For the first set of tests, the number of VMs was fixed at 10 and the iodepth was held fixed at 4. Selecting iodepth=4 allowed gradually increasing numjobs (the number of processes) without immediately overwhelming the underlying storage. Figures 6-8 illustrate the performance of OpenShift Container Storage 4.4, 4.5, and the competitive container-native storage option while numjobs was set to 1, 10, and 20 respectively and iodepth was held constant at 4. These charts represent the average I/O operations per second (IOPS) that were achieved on 10 VMs during the test.
For storage, an OpenShift Container Storage RADOS Block Device (RBD) disk was configured in RWX configuration with 150GB of capacity. Each FIO process in the test created their own 5GB file and wrote in randrw mode. Randrw was set to issue 50% reads and 50% writes. For the competitive container-native solution, we used similar test files, but used pvcvolumemode: Filesystem since this competitive storage solution does not support RWX Block persistent volumes.
Testing showed that when there was a low degree of parallelism—e.g., a single job—the competitive container-native solution performs very well, outperforming OpenShift Container Storage 4.5 by 41%. However, most organizations run more than a few storage-consuming pods or VMs in their Red Hat OpenShift clusters. When multiple processes compete for resources, the performance of the competitive container-native solution drops considerably.

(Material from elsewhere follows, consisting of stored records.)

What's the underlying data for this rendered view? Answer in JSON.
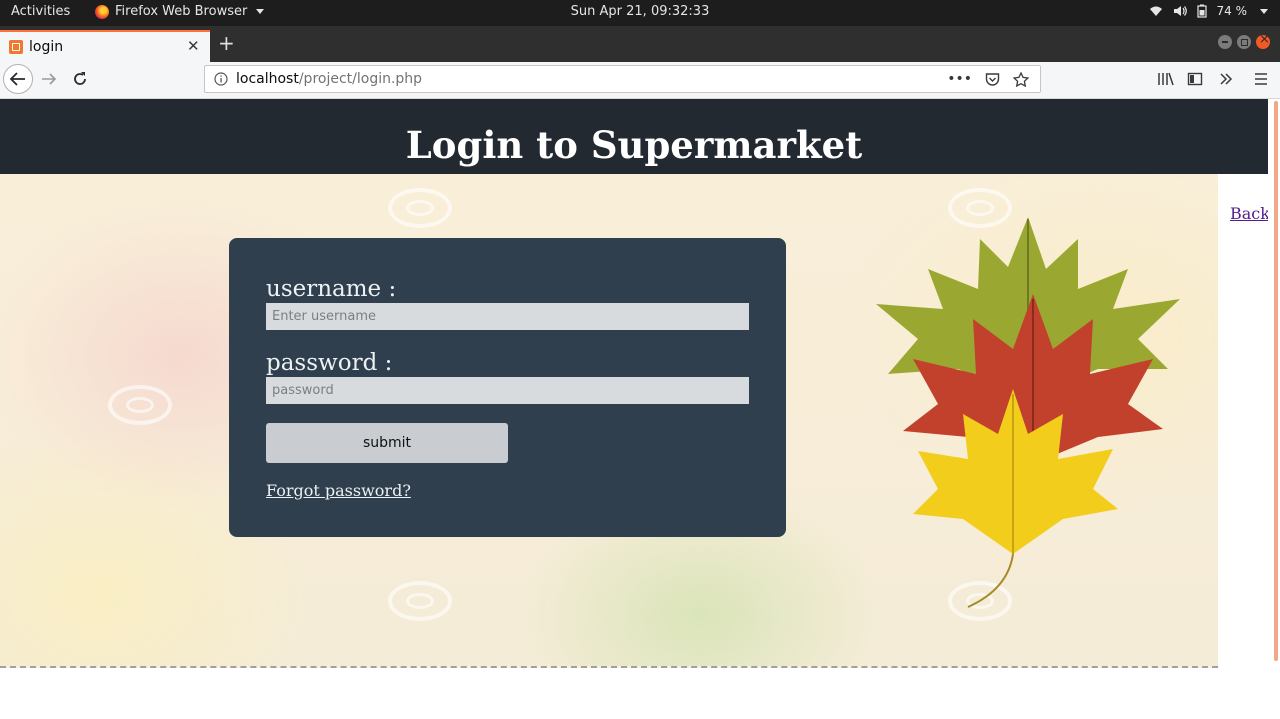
{
  "system_bar": {
    "activities": "Activities",
    "app_name": "Firefox Web Browser",
    "clock": "Sun Apr 21, 09:32:33",
    "battery": "74 %"
  },
  "browser": {
    "tab_title": "login",
    "url_host": "localhost",
    "url_path": "/project/login.php",
    "accent_color": "#ff7139"
  },
  "page": {
    "heading": "Login to Supermarket",
    "back_link": "Back",
    "form": {
      "username_label": "username :",
      "username_placeholder": "Enter username",
      "username_value": "",
      "password_label": "password :",
      "password_placeholder": "password",
      "password_value": "",
      "submit_label": "submit",
      "forgot_link": "Forgot password?"
    },
    "colors": {
      "header_bg": "#232931",
      "form_bg": "#2f3f4d",
      "link": "#551a8b"
    }
  }
}
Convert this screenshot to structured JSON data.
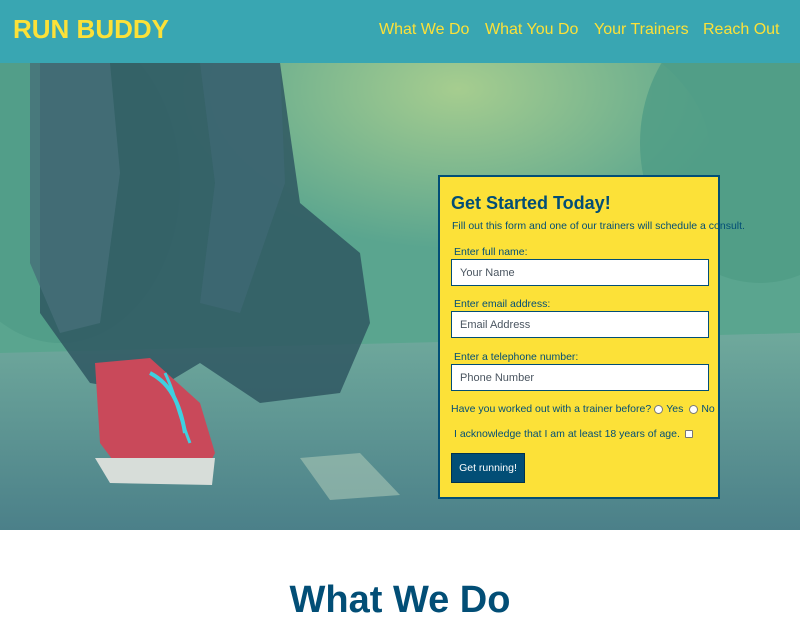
{
  "header": {
    "logo": "RUN BUDDY",
    "nav": [
      {
        "label": "What We Do"
      },
      {
        "label": "What You Do"
      },
      {
        "label": "Your Trainers"
      },
      {
        "label": "Reach Out"
      }
    ]
  },
  "form": {
    "title": "Get Started Today!",
    "description": "Fill out this form and one of our trainers will schedule a consult.",
    "name_label": "Enter full name:",
    "name_placeholder": "Your Name",
    "email_label": "Enter email address:",
    "email_placeholder": "Email Address",
    "phone_label": "Enter a telephone number:",
    "phone_placeholder": "Phone Number",
    "trainer_question": "Have you worked out with a trainer before?",
    "yes_label": "Yes",
    "no_label": "No",
    "acknowledge": "I acknowledge that I am at least 18 years of age.",
    "submit_label": "Get running!"
  },
  "section": {
    "title": "What We Do"
  },
  "colors": {
    "primary": "#39a6b2",
    "accent": "#fce138",
    "dark": "#024e76"
  }
}
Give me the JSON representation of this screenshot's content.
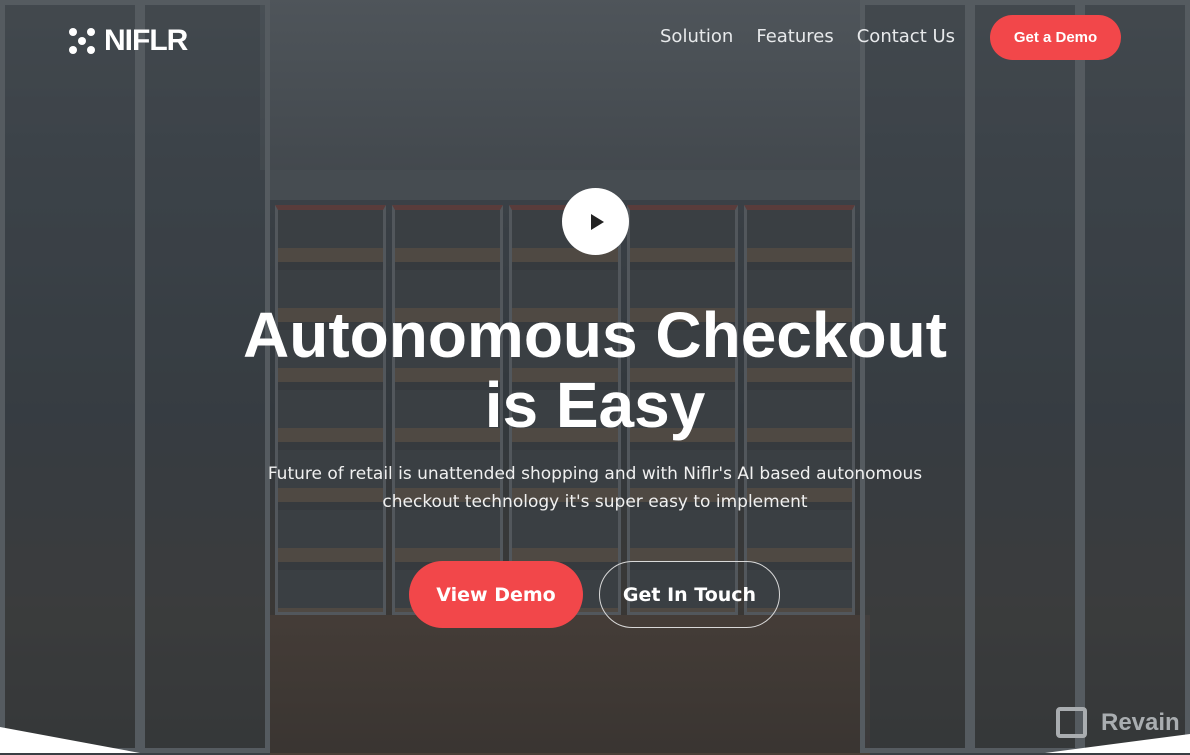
{
  "nav": {
    "logo": "NIFLR",
    "links": [
      "Solution",
      "Features",
      "Contact Us"
    ],
    "cta": "Get a Demo"
  },
  "hero": {
    "title_line1": "Autonomous Checkout",
    "title_line2": "is Easy",
    "subtitle_line1": "Future of retail is unattended shopping and with Niflr's AI based autonomous",
    "subtitle_line2": "checkout technology it's super easy to implement",
    "primary_button": "View Demo",
    "secondary_button": "Get In Touch"
  },
  "watermark": "Revain",
  "colors": {
    "accent": "#f2474a"
  }
}
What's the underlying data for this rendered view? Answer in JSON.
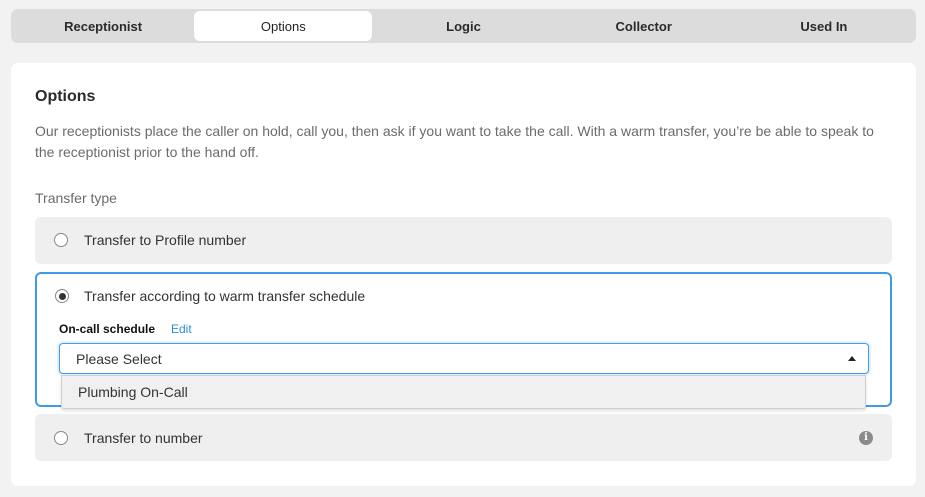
{
  "tabs": [
    {
      "label": "Receptionist"
    },
    {
      "label": "Options",
      "active": true
    },
    {
      "label": "Logic"
    },
    {
      "label": "Collector"
    },
    {
      "label": "Used In"
    }
  ],
  "options_panel": {
    "title": "Options",
    "description": "Our receptionists place the caller on hold, call you, then ask if you want to take the call. With a warm transfer, you’re be able to speak to the receptionist prior to the hand off.",
    "transfer_type_label": "Transfer type",
    "transfer_options": [
      {
        "label": "Transfer to Profile number",
        "selected": false
      },
      {
        "label": "Transfer according to warm transfer schedule",
        "selected": true
      },
      {
        "label": "Transfer to number",
        "selected": false
      }
    ],
    "schedule": {
      "label": "On-call schedule",
      "edit_label": "Edit",
      "select_value": "Please Select",
      "dropdown_options": [
        "Plumbing On-Call"
      ]
    }
  },
  "colors": {
    "accent": "#3d9be9",
    "link": "#2a8fd8",
    "tab_bar_bg": "#dcdcdc",
    "page_bg": "#f2f2f2"
  }
}
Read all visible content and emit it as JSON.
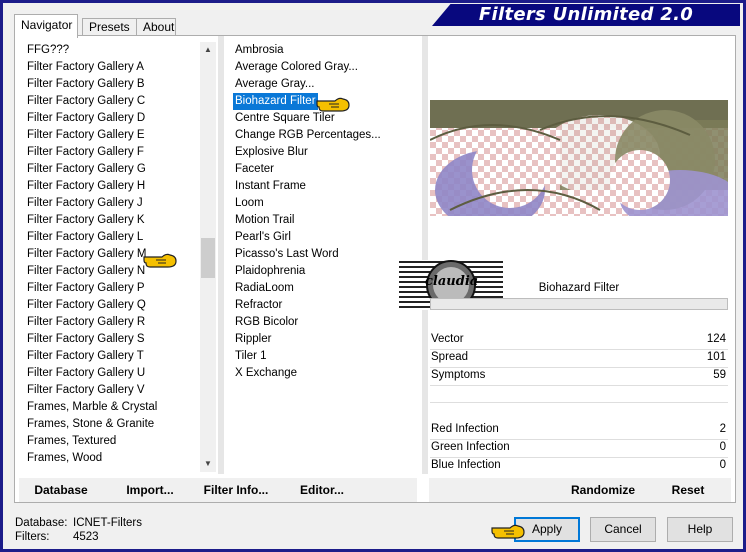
{
  "window": {
    "brand": "Filters Unlimited 2.0"
  },
  "tabs": [
    {
      "label": "Navigator",
      "active": true
    },
    {
      "label": "Presets",
      "active": false
    },
    {
      "label": "About",
      "active": false
    }
  ],
  "categories": [
    "FFG???",
    "Filter Factory Gallery A",
    "Filter Factory Gallery B",
    "Filter Factory Gallery C",
    "Filter Factory Gallery D",
    "Filter Factory Gallery E",
    "Filter Factory Gallery F",
    "Filter Factory Gallery G",
    "Filter Factory Gallery H",
    "Filter Factory Gallery J",
    "Filter Factory Gallery K",
    "Filter Factory Gallery L",
    "Filter Factory Gallery M",
    "Filter Factory Gallery N",
    "Filter Factory Gallery P",
    "Filter Factory Gallery Q",
    "Filter Factory Gallery R",
    "Filter Factory Gallery S",
    "Filter Factory Gallery T",
    "Filter Factory Gallery U",
    "Filter Factory Gallery V",
    "Frames, Marble & Crystal",
    "Frames, Stone & Granite",
    "Frames, Textured",
    "Frames, Wood"
  ],
  "filters": [
    "Ambrosia",
    "Average Colored Gray...",
    "Average Gray...",
    "Biohazard Filter",
    "Centre Square Tiler",
    "Change RGB Percentages...",
    "Explosive Blur",
    "Faceter",
    "Instant Frame",
    "Loom",
    "Motion Trail",
    "Pearl's Girl",
    "Picasso's Last Word",
    "Plaidophrenia",
    "RadiaLoom",
    "Refractor",
    "RGB Bicolor",
    "Rippler",
    "Tiler 1",
    "X Exchange"
  ],
  "selected_filter": "Biohazard Filter",
  "filter_title": "Biohazard Filter",
  "watermark": "claudia",
  "params": [
    {
      "label": "Vector",
      "value": "124"
    },
    {
      "label": "Spread",
      "value": "101"
    },
    {
      "label": "Symptoms",
      "value": "59"
    },
    {
      "label": "Red Infection",
      "value": "2"
    },
    {
      "label": "Green Infection",
      "value": "0"
    },
    {
      "label": "Blue Infection",
      "value": "0"
    }
  ],
  "toolbar": {
    "database": "Database",
    "import": "Import...",
    "filter_info": "Filter Info...",
    "editor": "Editor...",
    "randomize": "Randomize",
    "reset": "Reset"
  },
  "status": {
    "database_label": "Database:",
    "database_value": "ICNET-Filters",
    "filters_label": "Filters:",
    "filters_value": "4523"
  },
  "buttons": {
    "apply": "Apply",
    "cancel": "Cancel",
    "help": "Help"
  },
  "colors": {
    "accent": "#0a78d7",
    "brand_bg": "#08087e",
    "hand": "#f5c000"
  }
}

Next, engineers left the numjobs variable set to 20, and increased iodepth from 4 to 20, and then to 40 (Figures 9-10). As numjobs increased, the parallelization of storage access became greater as well. With increased parallel access to storage, the performance of the competitive container-native solution decreased until it dropped to one-fifth of the initial result. Over the course of testing, OpenShift Container Storage 4.4 slowly decreased in performance, indicating that it was close to performance saturation. In contrast, the OpenShift Container Storage 4.5 release candidate showed increasing performance scalability with increasing parallelism.
Red Hat OpenShift VM workloads with a high degree of concurrency (scale) performed much better when running with Red Hat OpenShift Container Storage than when running with the competitive container-native storage solution. Red Hat OpenShift VM workload performance was generally comparable when running with OpenShift Container Storage as compared to when running with NFSv4, despite the NFSv4 configuration providing no replication nor data protection. OpenShift Container Storage provides the RWX persistent volumes that VMs require for live migration, along with the performance and redundancy needed for demanding enterprise applications.
Evaluator group recently validated Red Hat Ceph Storage at 5pb serving 10 billion objects.
By policy, Red Hat does not name vendors in competitive performance comparisons.
While NFS provides good performance, running a traditional NFS server without replication for data protection is not recommended for Red Hat OpenShift Virtualization.
The use of a traditional NFS server without replication for data replication is not recommended.
At the time of this testing, OpenShift Container Storage 4.5 was a release candidate.